- **The problem**: Report each line below that carries the word "glyph".

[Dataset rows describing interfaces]

──────

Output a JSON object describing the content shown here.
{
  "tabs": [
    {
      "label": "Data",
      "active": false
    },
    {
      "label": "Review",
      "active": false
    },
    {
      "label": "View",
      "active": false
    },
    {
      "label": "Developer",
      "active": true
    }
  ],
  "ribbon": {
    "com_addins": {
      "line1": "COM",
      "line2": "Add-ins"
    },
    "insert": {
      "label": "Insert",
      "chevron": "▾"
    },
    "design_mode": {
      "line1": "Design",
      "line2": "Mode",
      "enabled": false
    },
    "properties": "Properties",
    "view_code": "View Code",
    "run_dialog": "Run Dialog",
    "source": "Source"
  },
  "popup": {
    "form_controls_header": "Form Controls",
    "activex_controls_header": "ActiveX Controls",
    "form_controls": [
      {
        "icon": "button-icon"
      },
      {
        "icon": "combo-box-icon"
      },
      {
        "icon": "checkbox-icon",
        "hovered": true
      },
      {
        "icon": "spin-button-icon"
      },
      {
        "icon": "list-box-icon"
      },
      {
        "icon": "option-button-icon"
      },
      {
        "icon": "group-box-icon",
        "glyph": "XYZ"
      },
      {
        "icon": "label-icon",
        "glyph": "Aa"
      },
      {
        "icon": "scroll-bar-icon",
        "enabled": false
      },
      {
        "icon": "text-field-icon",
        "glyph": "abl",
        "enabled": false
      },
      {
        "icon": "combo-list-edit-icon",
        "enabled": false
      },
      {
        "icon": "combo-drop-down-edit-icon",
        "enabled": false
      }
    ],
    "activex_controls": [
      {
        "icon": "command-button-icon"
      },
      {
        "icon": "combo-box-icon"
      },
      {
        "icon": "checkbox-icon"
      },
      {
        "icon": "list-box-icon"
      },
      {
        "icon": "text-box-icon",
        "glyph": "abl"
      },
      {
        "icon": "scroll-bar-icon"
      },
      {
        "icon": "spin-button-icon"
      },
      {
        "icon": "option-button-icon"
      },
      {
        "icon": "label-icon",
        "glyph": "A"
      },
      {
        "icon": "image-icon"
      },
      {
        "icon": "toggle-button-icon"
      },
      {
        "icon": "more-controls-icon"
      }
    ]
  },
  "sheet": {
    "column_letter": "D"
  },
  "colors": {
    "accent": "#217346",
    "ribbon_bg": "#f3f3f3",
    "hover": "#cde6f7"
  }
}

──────

- **The completed task**:
        "glyph": "XYZ"
        "glyph": "Aa"
        "glyph": "abl",
        "glyph": "abl"
        "glyph": "A"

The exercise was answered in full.